The FIRST great Feat of Marching now follows, On Friedrich's part; with little or no result to Friedrich; but worth remembering, so strenuous, so fruitless was it,--so barred by ill news from without! Both this and the Second stand recorded for us, in brief intelligent terms by Mitchell, who was present in both; and who is perfectly exact on every point, and intelligible throughout,--if you will read him with a Map; and divine for yourself what the real names are, out of the inhuman blotchings made of them, not by Mitchell's blame at all. [Mitchell,

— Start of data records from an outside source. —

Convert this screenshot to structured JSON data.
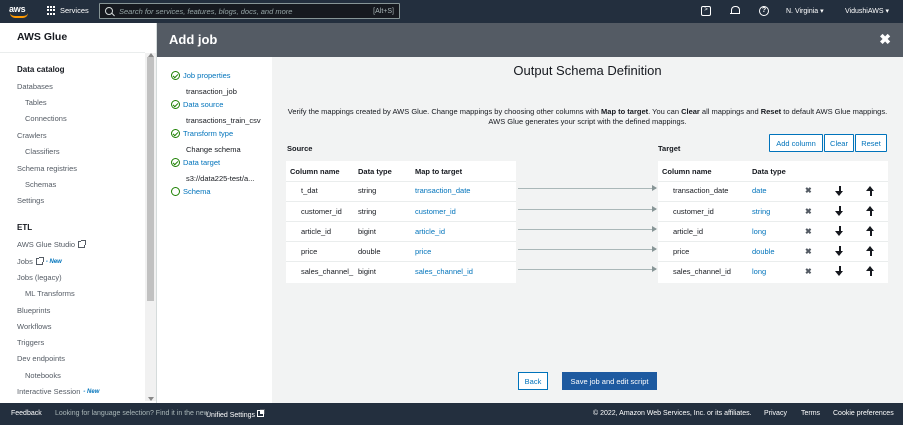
{
  "topnav": {
    "logo": "aws",
    "services": "Services",
    "search_placeholder": "Search for services, features, blogs, docs, and more",
    "search_shortcut": "[Alt+S]",
    "region": "N. Virginia ▾",
    "account": "VidushiAWS ▾"
  },
  "sidebar": {
    "title": "AWS Glue",
    "data_catalog": "Data catalog",
    "databases": "Databases",
    "tables": "Tables",
    "connections": "Connections",
    "crawlers": "Crawlers",
    "classifiers": "Classifiers",
    "schema_registries": "Schema registries",
    "schemas": "Schemas",
    "settings": "Settings",
    "etl": "ETL",
    "glue_studio": "AWS Glue Studio",
    "jobs": "Jobs",
    "new": "- New",
    "jobs_legacy": "Jobs (legacy)",
    "ml_transforms": "ML Transforms",
    "blueprints": "Blueprints",
    "workflows": "Workflows",
    "triggers": "Triggers",
    "dev_endpoints": "Dev endpoints",
    "notebooks": "Notebooks",
    "interactive_session": "Interactive Session"
  },
  "modal": {
    "title": "Add job",
    "close": "✖"
  },
  "steps": [
    {
      "label": "Job properties",
      "value": "transaction_job"
    },
    {
      "label": "Data source",
      "value": "transactions_train_csv"
    },
    {
      "label": "Transform type",
      "value": "Change schema"
    },
    {
      "label": "Data target",
      "value": "s3://data225-test/a..."
    },
    {
      "label": "Schema",
      "value": ""
    }
  ],
  "main": {
    "title": "Output Schema Definition",
    "desc_1": "Verify the mappings created by AWS Glue. Change mappings by choosing other columns with ",
    "desc_map": "Map to target",
    "desc_2": ". You can ",
    "desc_clear": "Clear",
    "desc_3": " all mappings and ",
    "desc_reset": "Reset",
    "desc_4": " to default AWS Glue mappings. AWS Glue generates your script with the defined mappings.",
    "source_label": "Source",
    "target_label": "Target",
    "add_column": "Add column",
    "clear": "Clear",
    "reset": "Reset",
    "source_headers": [
      "Column name",
      "Data type",
      "Map to target"
    ],
    "target_headers": [
      "Column name",
      "Data type"
    ],
    "rows": [
      {
        "src": "t_dat",
        "type": "string",
        "map": "transaction_date",
        "tgt": "transaction_date",
        "ttype": "date"
      },
      {
        "src": "customer_id",
        "type": "string",
        "map": "customer_id",
        "tgt": "customer_id",
        "ttype": "string"
      },
      {
        "src": "article_id",
        "type": "bigint",
        "map": "article_id",
        "tgt": "article_id",
        "ttype": "long"
      },
      {
        "src": "price",
        "type": "double",
        "map": "price",
        "tgt": "price",
        "ttype": "double"
      },
      {
        "src": "sales_channel_",
        "type": "bigint",
        "map": "sales_channel_id",
        "tgt": "sales_channel_id",
        "ttype": "long"
      }
    ],
    "back": "Back",
    "save": "Save job and edit script"
  },
  "footer": {
    "feedback": "Feedback",
    "lang": "Looking for language selection? Find it in the new",
    "unified": "Unified Settings",
    "copyright": "© 2022, Amazon Web Services, Inc. or its affiliates.",
    "privacy": "Privacy",
    "terms": "Terms",
    "cookies": "Cookie preferences"
  }
}
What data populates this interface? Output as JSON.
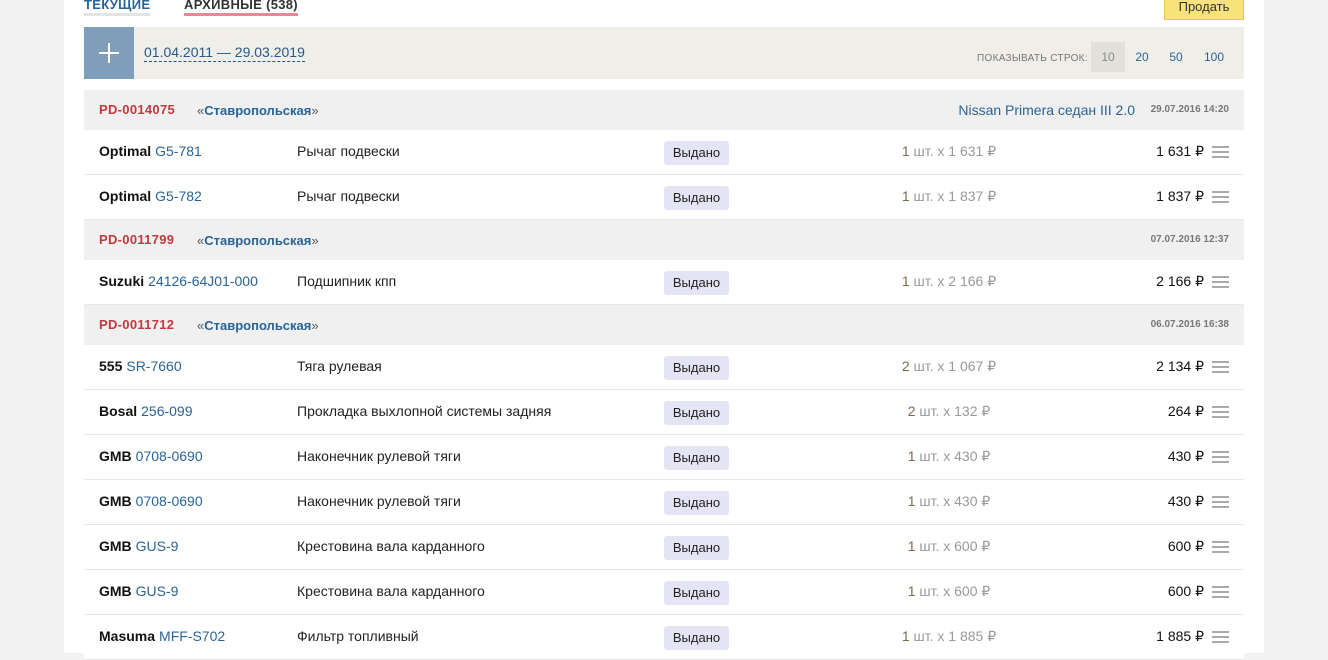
{
  "tabs": {
    "current": "ТЕКУЩИЕ",
    "archive": "АРХИВНЫЕ (538)"
  },
  "sell_button": "Продать",
  "filter": {
    "date_range": "01.04.2011 — 29.03.2019",
    "rows_label": "ПОКАЗЫВАТЬ СТРОК:",
    "rows_options": [
      "10",
      "20",
      "50",
      "100"
    ],
    "rows_selected": "10"
  },
  "orders": [
    {
      "number": "PD-0014075",
      "store_prefix": "«",
      "store": "Ставропольская",
      "store_suffix": "»",
      "car": "Nissan Primera седан III 2.0",
      "date": "29.07.2016 14:20",
      "items": [
        {
          "brand": "Optimal",
          "article": "G5-781",
          "name": "Рычаг подвески",
          "status": "Выдано",
          "qty": "1",
          "price": " шт. x 1 631 ₽",
          "total": "1 631 ₽"
        },
        {
          "brand": "Optimal",
          "article": "G5-782",
          "name": "Рычаг подвески",
          "status": "Выдано",
          "qty": "1",
          "price": " шт. x 1 837 ₽",
          "total": "1 837 ₽"
        }
      ]
    },
    {
      "number": "PD-0011799",
      "store_prefix": "«",
      "store": "Ставропольская",
      "store_suffix": "»",
      "car": "",
      "date": "07.07.2016 12:37",
      "items": [
        {
          "brand": "Suzuki",
          "article": "24126-64J01-000",
          "name": "Подшипник кпп",
          "status": "Выдано",
          "qty": "1",
          "price": " шт. x 2 166 ₽",
          "total": "2 166 ₽"
        }
      ]
    },
    {
      "number": "PD-0011712",
      "store_prefix": "«",
      "store": "Ставропольская",
      "store_suffix": "»",
      "car": "",
      "date": "06.07.2016 16:38",
      "items": [
        {
          "brand": "555",
          "article": "SR-7660",
          "name": "Тяга рулевая",
          "status": "Выдано",
          "qty": "2",
          "price": " шт. x 1 067 ₽",
          "total": "2 134 ₽"
        },
        {
          "brand": "Bosal",
          "article": "256-099",
          "name": "Прокладка выхлопной системы задняя",
          "status": "Выдано",
          "qty": "2",
          "price": " шт. x 132 ₽",
          "total": "264 ₽"
        },
        {
          "brand": "GMB",
          "article": "0708-0690",
          "name": "Наконечник рулевой тяги",
          "status": "Выдано",
          "qty": "1",
          "price": " шт. x 430 ₽",
          "total": "430 ₽"
        },
        {
          "brand": "GMB",
          "article": "0708-0690",
          "name": "Наконечник рулевой тяги",
          "status": "Выдано",
          "qty": "1",
          "price": " шт. x 430 ₽",
          "total": "430 ₽"
        },
        {
          "brand": "GMB",
          "article": "GUS-9",
          "name": "Крестовина вала карданного",
          "status": "Выдано",
          "qty": "1",
          "price": " шт. x 600 ₽",
          "total": "600 ₽"
        },
        {
          "brand": "GMB",
          "article": "GUS-9",
          "name": "Крестовина вала карданного",
          "status": "Выдано",
          "qty": "1",
          "price": " шт. x 600 ₽",
          "total": "600 ₽"
        },
        {
          "brand": "Masuma",
          "article": "MFF-S702",
          "name": "Фильтр топливный",
          "status": "Выдано",
          "qty": "1",
          "price": " шт. x 1 885 ₽",
          "total": "1 885 ₽"
        }
      ]
    }
  ]
}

TUESDAY, JUNE 17th, second day of Friedrich's stay at Broschwitz, Mitchell, in a very confidential Dialogue they had together, learned from him, under seal of secrecy, That it was his purpose to march for Radeburg to-morrow morning, and attack Lacy and his 30,000, who lie encamped at Moritzburg out yonder; for which step his Majesty was pleased farther to show Mitchell a little what the various inducements were: "One Russian Corps is aiming as if for Berlin; the Austrians are about besieging Glatz,--pressing need that Fouquet were reinforced in his Silesian post of difficulty. Then here are the Reichs-people close by; can be in Dresden three days hence, joined to Daun: 80,000 odd there will then be of Enemies in this part: I must beat Lacy, if possible, while time still is!"--and ended by saying: "Succeed here, and all may yet be saved; be beaten here, I know the consequences: but what can I do? The risk must be run; and it is now smaller than it will ever again be."